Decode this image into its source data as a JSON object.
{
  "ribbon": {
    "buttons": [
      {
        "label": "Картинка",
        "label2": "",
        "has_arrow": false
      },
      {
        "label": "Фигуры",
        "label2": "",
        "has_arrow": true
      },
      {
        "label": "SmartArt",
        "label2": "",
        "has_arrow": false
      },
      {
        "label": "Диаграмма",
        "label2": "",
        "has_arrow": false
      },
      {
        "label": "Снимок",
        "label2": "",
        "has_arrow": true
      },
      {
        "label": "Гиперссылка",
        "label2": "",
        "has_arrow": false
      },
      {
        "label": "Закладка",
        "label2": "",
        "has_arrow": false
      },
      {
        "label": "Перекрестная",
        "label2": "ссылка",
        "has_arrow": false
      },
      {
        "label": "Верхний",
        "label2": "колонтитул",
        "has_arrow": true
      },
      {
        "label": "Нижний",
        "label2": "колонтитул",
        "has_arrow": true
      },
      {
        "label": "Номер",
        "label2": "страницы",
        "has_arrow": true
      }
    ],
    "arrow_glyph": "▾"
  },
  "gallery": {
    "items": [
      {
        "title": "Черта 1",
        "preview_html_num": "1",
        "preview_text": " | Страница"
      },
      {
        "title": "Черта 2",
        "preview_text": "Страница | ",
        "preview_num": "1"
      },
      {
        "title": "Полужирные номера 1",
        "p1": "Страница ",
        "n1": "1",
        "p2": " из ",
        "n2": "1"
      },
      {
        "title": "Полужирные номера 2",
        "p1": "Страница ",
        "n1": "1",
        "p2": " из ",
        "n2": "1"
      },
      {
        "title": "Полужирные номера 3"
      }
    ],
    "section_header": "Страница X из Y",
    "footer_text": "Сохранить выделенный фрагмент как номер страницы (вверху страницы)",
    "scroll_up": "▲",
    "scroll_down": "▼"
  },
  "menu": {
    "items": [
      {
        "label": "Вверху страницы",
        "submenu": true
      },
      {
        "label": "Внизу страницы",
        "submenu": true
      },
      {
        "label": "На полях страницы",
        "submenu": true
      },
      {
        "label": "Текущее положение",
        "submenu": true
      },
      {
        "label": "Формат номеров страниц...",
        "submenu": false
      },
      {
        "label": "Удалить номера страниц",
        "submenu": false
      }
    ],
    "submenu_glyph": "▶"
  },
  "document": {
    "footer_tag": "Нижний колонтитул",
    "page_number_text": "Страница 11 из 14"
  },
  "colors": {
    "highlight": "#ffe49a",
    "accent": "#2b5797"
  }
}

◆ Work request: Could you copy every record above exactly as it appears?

◆ Result:
Decode this image into its source data as a JSON object.
{
  "ribbon": {
    "buttons": [
      {
        "label": "Картинка",
        "label2": "",
        "has_arrow": false
      },
      {
        "label": "Фигуры",
        "label2": "",
        "has_arrow": true
      },
      {
        "label": "SmartArt",
        "label2": "",
        "has_arrow": false
      },
      {
        "label": "Диаграмма",
        "label2": "",
        "has_arrow": false
      },
      {
        "label": "Снимок",
        "label2": "",
        "has_arrow": true
      },
      {
        "label": "Гиперссылка",
        "label2": "",
        "has_arrow": false
      },
      {
        "label": "Закладка",
        "label2": "",
        "has_arrow": false
      },
      {
        "label": "Перекрестная",
        "label2": "ссылка",
        "has_arrow": false
      },
      {
        "label": "Верхний",
        "label2": "колонтитул",
        "has_arrow": true
      },
      {
        "label": "Нижний",
        "label2": "колонтитул",
        "has_arrow": true
      },
      {
        "label": "Номер",
        "label2": "страницы",
        "has_arrow": true
      }
    ],
    "arrow_glyph": "▾"
  },
  "gallery": {
    "items": [
      {
        "title": "Черта 1",
        "preview_html_num": "1",
        "preview_text": " | Страница"
      },
      {
        "title": "Черта 2",
        "preview_text": "Страница | ",
        "preview_num": "1"
      },
      {
        "title": "Полужирные номера 1",
        "p1": "Страница ",
        "n1": "1",
        "p2": " из ",
        "n2": "1"
      },
      {
        "title": "Полужирные номера 2",
        "p1": "Страница ",
        "n1": "1",
        "p2": " из ",
        "n2": "1"
      },
      {
        "title": "Полужирные номера 3"
      }
    ],
    "section_header": "Страница X из Y",
    "footer_text": "Сохранить выделенный фрагмент как номер страницы (вверху страницы)",
    "scroll_up": "▲",
    "scroll_down": "▼"
  },
  "menu": {
    "items": [
      {
        "label": "Вверху страницы",
        "submenu": true
      },
      {
        "label": "Внизу страницы",
        "submenu": true
      },
      {
        "label": "На полях страницы",
        "submenu": true
      },
      {
        "label": "Текущее положение",
        "submenu": true
      },
      {
        "label": "Формат номеров страниц...",
        "submenu": false
      },
      {
        "label": "Удалить номера страниц",
        "submenu": false
      }
    ],
    "submenu_glyph": "▶"
  },
  "document": {
    "footer_tag": "Нижний колонтитул",
    "page_number_text": "Страница 11 из 14"
  },
  "colors": {
    "highlight": "#ffe49a",
    "accent": "#2b5797"
  }
}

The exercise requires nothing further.